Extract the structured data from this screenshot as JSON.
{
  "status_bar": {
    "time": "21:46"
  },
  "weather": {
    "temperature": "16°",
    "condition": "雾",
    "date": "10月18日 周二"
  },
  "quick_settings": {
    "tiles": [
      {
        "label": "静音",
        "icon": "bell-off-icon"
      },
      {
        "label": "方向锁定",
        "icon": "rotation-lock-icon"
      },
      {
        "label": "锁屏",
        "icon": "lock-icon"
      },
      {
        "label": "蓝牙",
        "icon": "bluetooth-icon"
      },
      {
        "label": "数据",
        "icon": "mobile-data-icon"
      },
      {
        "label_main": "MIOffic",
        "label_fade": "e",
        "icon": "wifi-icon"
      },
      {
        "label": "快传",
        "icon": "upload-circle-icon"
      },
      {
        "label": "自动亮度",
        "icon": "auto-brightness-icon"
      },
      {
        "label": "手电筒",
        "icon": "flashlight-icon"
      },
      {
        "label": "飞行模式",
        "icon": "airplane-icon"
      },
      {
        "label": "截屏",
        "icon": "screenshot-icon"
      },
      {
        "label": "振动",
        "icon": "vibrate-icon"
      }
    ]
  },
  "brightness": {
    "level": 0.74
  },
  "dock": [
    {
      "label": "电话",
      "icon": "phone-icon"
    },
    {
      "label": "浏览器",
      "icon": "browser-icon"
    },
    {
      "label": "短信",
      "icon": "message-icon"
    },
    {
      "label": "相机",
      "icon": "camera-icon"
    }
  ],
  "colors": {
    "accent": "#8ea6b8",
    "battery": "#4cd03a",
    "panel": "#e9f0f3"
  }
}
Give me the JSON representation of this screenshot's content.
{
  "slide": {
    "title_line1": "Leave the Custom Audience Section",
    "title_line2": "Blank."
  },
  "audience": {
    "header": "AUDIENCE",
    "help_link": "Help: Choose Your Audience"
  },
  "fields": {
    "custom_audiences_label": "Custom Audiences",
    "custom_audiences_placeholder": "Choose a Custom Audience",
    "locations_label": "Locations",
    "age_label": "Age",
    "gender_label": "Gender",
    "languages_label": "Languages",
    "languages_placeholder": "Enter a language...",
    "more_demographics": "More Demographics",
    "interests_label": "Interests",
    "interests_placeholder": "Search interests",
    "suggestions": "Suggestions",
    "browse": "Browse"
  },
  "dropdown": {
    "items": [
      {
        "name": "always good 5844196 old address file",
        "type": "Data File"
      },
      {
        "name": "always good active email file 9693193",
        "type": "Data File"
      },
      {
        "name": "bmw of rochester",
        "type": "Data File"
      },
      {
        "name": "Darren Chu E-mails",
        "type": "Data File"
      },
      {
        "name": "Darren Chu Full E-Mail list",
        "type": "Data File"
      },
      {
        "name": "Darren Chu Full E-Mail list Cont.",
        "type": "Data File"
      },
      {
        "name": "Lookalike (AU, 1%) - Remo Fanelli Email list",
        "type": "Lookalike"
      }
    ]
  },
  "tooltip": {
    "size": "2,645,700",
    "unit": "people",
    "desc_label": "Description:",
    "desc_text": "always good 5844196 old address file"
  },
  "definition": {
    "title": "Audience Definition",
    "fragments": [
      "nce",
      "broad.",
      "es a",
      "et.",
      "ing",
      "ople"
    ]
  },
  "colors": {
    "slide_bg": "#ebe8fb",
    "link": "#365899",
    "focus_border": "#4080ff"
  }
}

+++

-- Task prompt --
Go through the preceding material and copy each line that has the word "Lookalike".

-- Reply --
        "name": "Lookalike (AU, 1%) - Remo Fanelli Email list",
        "type": "Lookalike"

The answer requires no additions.